• EXERCISE OBJECTIVE:
Answer with a single number, the count of lines in the material below that contain the word "desc".

• RECORDED DATA:

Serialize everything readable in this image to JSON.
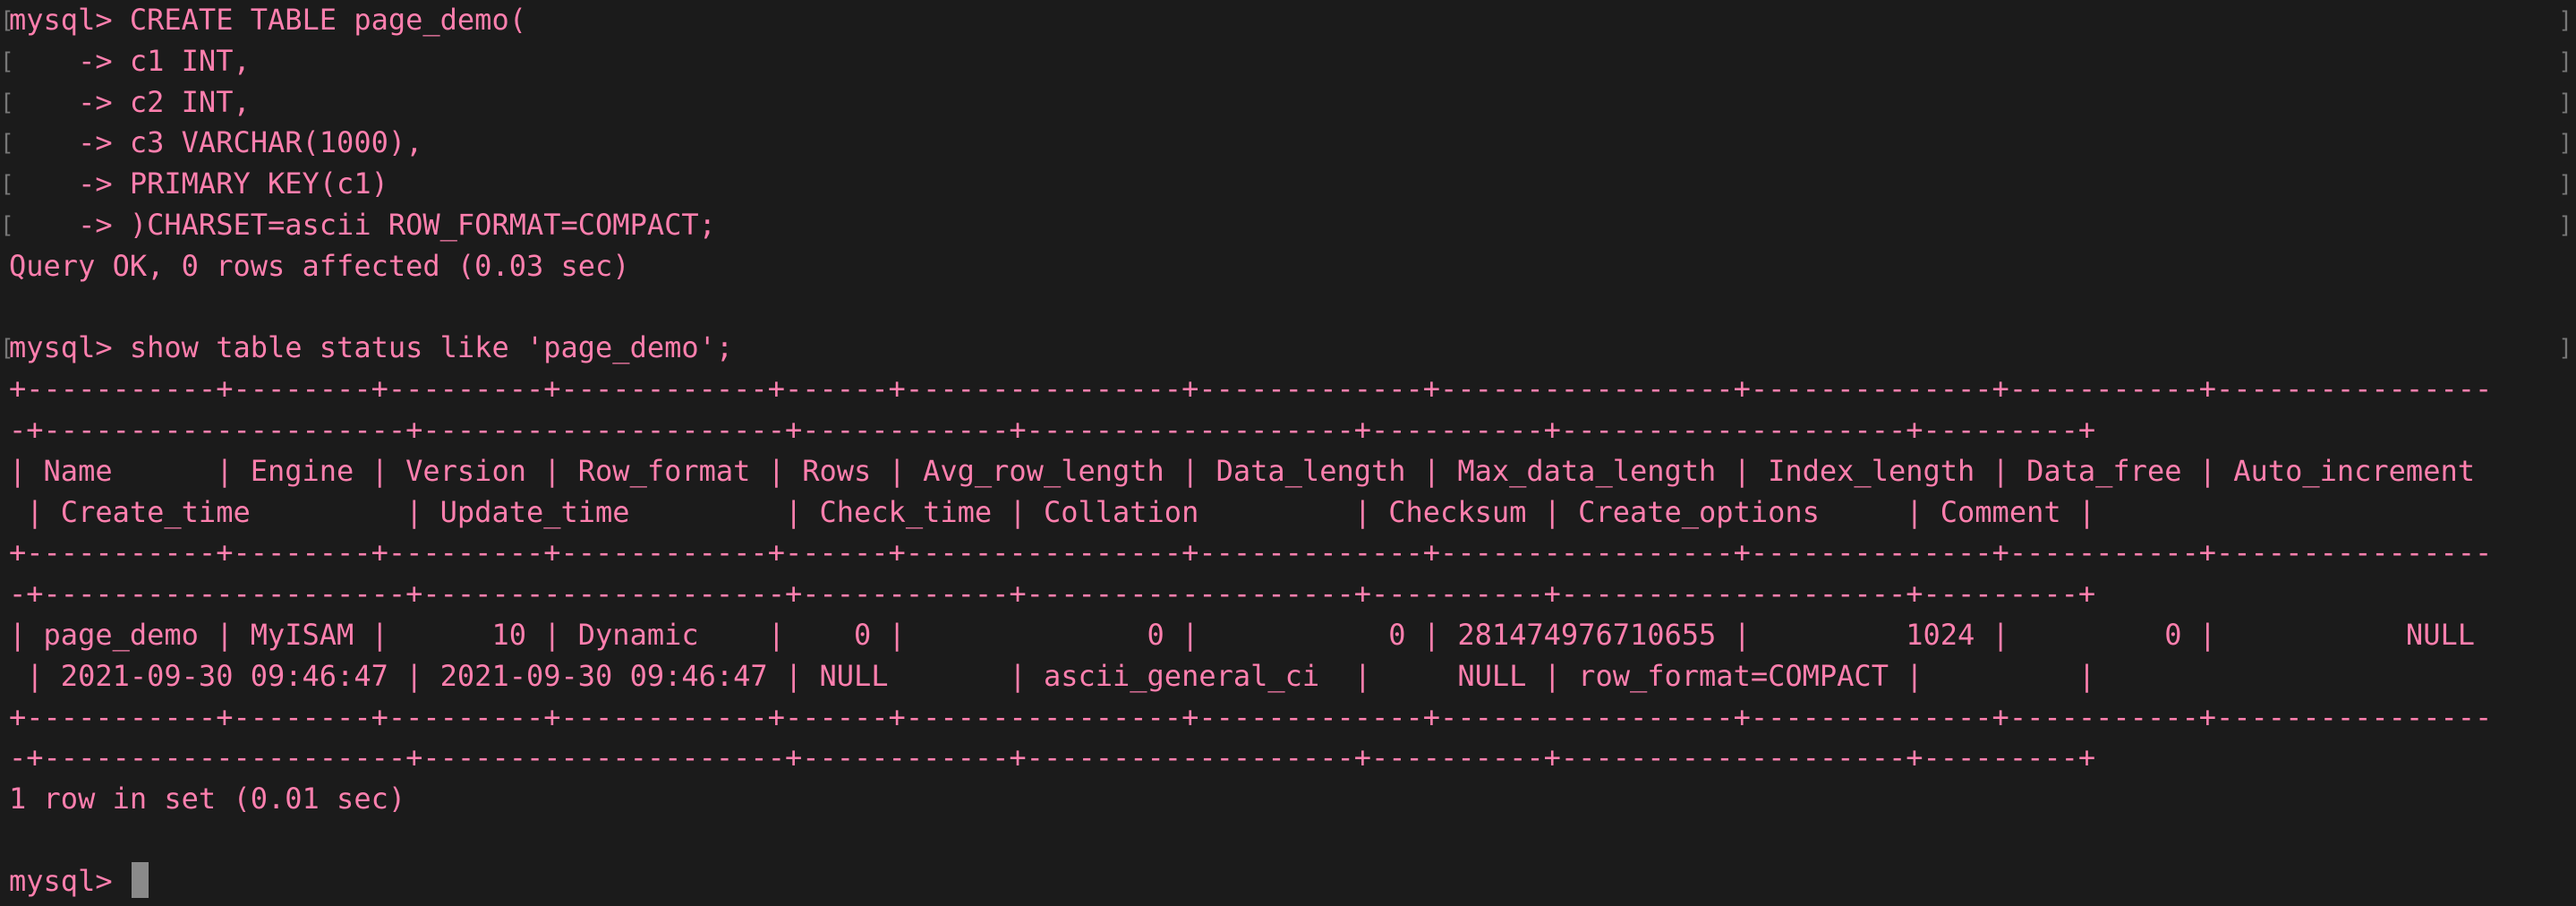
{
  "terminal": {
    "colors": {
      "background": "#1b1b1b",
      "text": "#ff7fae",
      "cursor": "#8a8a8a",
      "bracket": "#777777"
    },
    "lines": [
      "mysql> CREATE TABLE page_demo(",
      "    -> c1 INT,",
      "    -> c2 INT,",
      "    -> c3 VARCHAR(1000),",
      "    -> PRIMARY KEY(c1)",
      "    -> )CHARSET=ascii ROW_FORMAT=COMPACT;",
      "Query OK, 0 rows affected (0.03 sec)",
      "",
      "mysql> show table status like 'page_demo';",
      "+-----------+--------+---------+------------+------+----------------+-------------+-----------------+--------------+-----------+----------------",
      "-+---------------------+---------------------+------------+-------------------+----------+--------------------+---------+",
      "| Name      | Engine | Version | Row_format | Rows | Avg_row_length | Data_length | Max_data_length | Index_length | Data_free | Auto_increment",
      " | Create_time         | Update_time         | Check_time | Collation         | Checksum | Create_options     | Comment |",
      "+-----------+--------+---------+------------+------+----------------+-------------+-----------------+--------------+-----------+----------------",
      "-+---------------------+---------------------+------------+-------------------+----------+--------------------+---------+",
      "| page_demo | MyISAM |      10 | Dynamic    |    0 |              0 |           0 | 281474976710655 |         1024 |         0 |           NULL",
      " | 2021-09-30 09:46:47 | 2021-09-30 09:46:47 | NULL       | ascii_general_ci  |     NULL | row_format=COMPACT |         |",
      "+-----------+--------+---------+------------+------+----------------+-------------+-----------------+--------------+-----------+----------------",
      "-+---------------------+---------------------+------------+-------------------+----------+--------------------+---------+",
      "1 row in set (0.01 sec)",
      "",
      "mysql> "
    ]
  }
}
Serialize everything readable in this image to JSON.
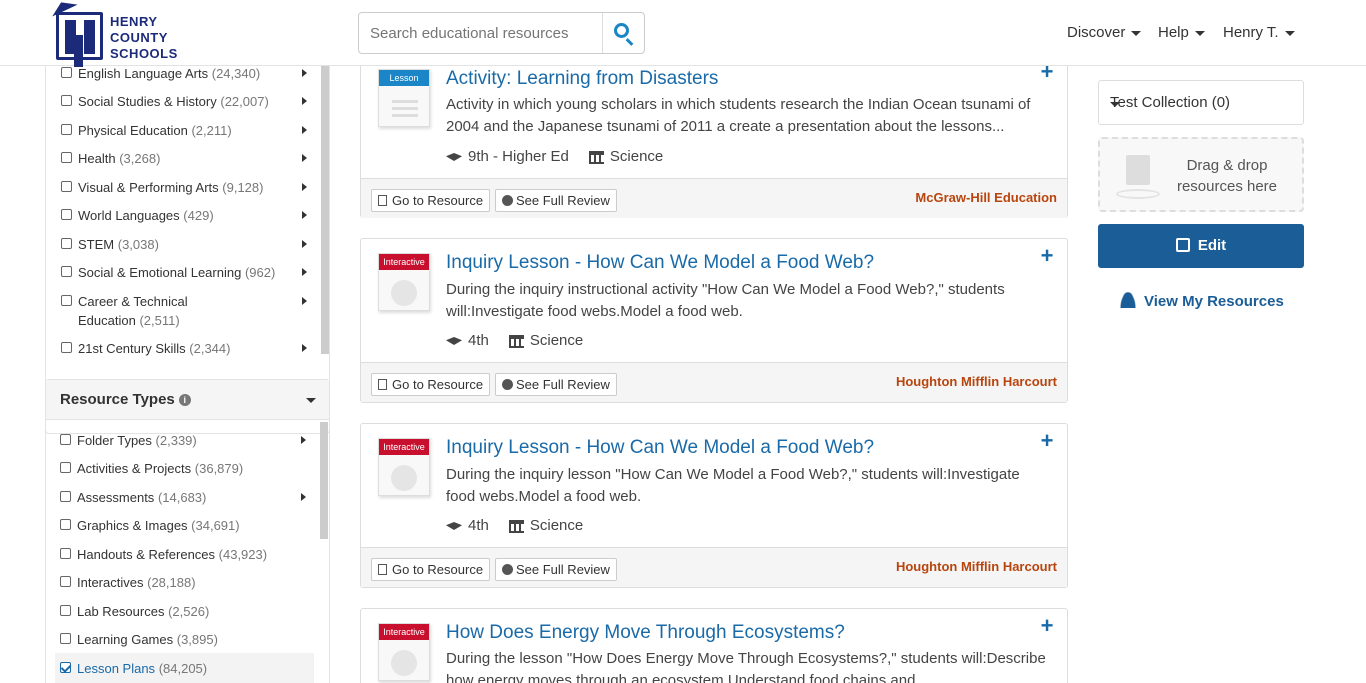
{
  "header": {
    "logo_lines": [
      "HENRY",
      "COUNTY",
      "SCHOOLS"
    ],
    "search_placeholder": "Search educational resources",
    "nav": [
      "Discover",
      "Help",
      "Henry T."
    ]
  },
  "subjects": [
    {
      "label": "English Language Arts",
      "count": "(24,340)",
      "expand": true
    },
    {
      "label": "Social Studies & History",
      "count": "(22,007)",
      "expand": true
    },
    {
      "label": "Physical Education",
      "count": "(2,211)",
      "expand": true
    },
    {
      "label": "Health",
      "count": "(3,268)",
      "expand": true
    },
    {
      "label": "Visual & Performing Arts",
      "count": "(9,128)",
      "expand": true
    },
    {
      "label": "World Languages",
      "count": "(429)",
      "expand": true
    },
    {
      "label": "STEM",
      "count": "(3,038)",
      "expand": true
    },
    {
      "label": "Social & Emotional Learning",
      "count": "(962)",
      "expand": true
    },
    {
      "label": "Career & Technical",
      "label2": "Education",
      "count": "(2,511)",
      "expand": true
    },
    {
      "label": "21st Century Skills",
      "count": "(2,344)",
      "expand": true
    }
  ],
  "resource_types": {
    "title": "Resource Types",
    "items": [
      {
        "label": "Folder Types",
        "count": "(2,339)",
        "expand": true,
        "checked": false
      },
      {
        "label": "Activities & Projects",
        "count": "(36,879)",
        "expand": false,
        "checked": false
      },
      {
        "label": "Assessments",
        "count": "(14,683)",
        "expand": true,
        "checked": false
      },
      {
        "label": "Graphics & Images",
        "count": "(34,691)",
        "expand": false,
        "checked": false
      },
      {
        "label": "Handouts & References",
        "count": "(43,923)",
        "expand": false,
        "checked": false
      },
      {
        "label": "Interactives",
        "count": "(28,188)",
        "expand": false,
        "checked": false
      },
      {
        "label": "Lab Resources",
        "count": "(2,526)",
        "expand": false,
        "checked": false
      },
      {
        "label": "Learning Games",
        "count": "(3,895)",
        "expand": false,
        "checked": false
      },
      {
        "label": "Lesson Plans",
        "count": "(84,205)",
        "expand": false,
        "checked": true
      }
    ]
  },
  "results": [
    {
      "tag": "Lesson",
      "title": "Activity: Learning from Disasters",
      "desc": "Activity in which young scholars in which students research the Indian Ocean tsunami of 2004 and the Japanese tsunami of 2011 a create a presentation about the lessons...",
      "grade": "9th - Higher Ed",
      "subject": "Science",
      "publisher": "McGraw-Hill Education"
    },
    {
      "tag": "Interactive",
      "title": "Inquiry Lesson - How Can We Model a Food Web?",
      "desc": "During the inquiry instructional activity \"How Can We Model a Food Web?,\" students will:Investigate food webs.Model a food web.",
      "grade": "4th",
      "subject": "Science",
      "publisher": "Houghton Mifflin Harcourt"
    },
    {
      "tag": "Interactive",
      "title": "Inquiry Lesson - How Can We Model a Food Web?",
      "desc": "During the inquiry lesson \"How Can We Model a Food Web?,\" students will:Investigate food webs.Model a food web.",
      "grade": "4th",
      "subject": "Science",
      "publisher": "Houghton Mifflin Harcourt"
    },
    {
      "tag": "Interactive",
      "title": "How Does Energy Move Through Ecosystems?",
      "desc": "During the lesson \"How Does Energy Move Through Ecosystems?,\" students will:Describe how energy moves through an ecosystem.Understand food chains and",
      "grade": "",
      "subject": "",
      "publisher": ""
    }
  ],
  "buttons": {
    "go_to_resource": "Go to Resource",
    "see_full_review": "See Full Review",
    "add": "+"
  },
  "right": {
    "collection": "Test Collection (0)",
    "drop_text": "Drag & drop resources here",
    "edit": "Edit",
    "view_mine": "View My Resources"
  },
  "colors": {
    "brand": "#1c2a7a",
    "link": "#1a6aa8",
    "primary_button": "#1b5d96",
    "publisher": "#b8450d",
    "lesson_tag": "#1a86c8",
    "interactive_tag": "#c8102e"
  }
}
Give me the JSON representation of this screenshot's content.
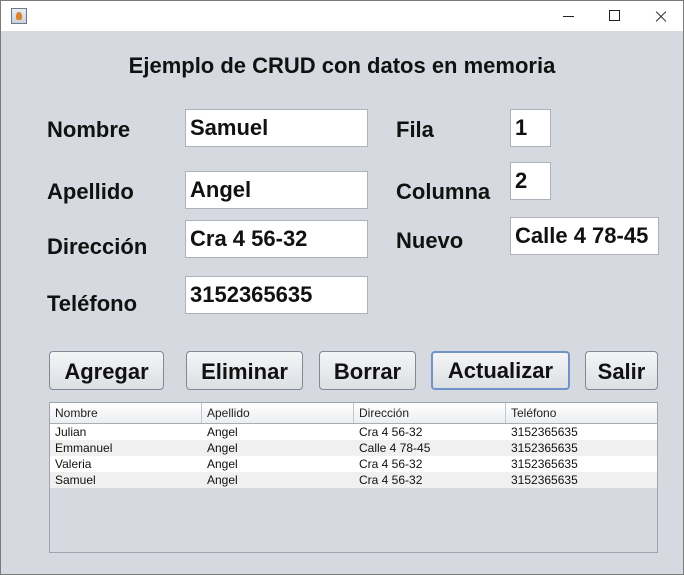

• EXERCISE RESULT:
4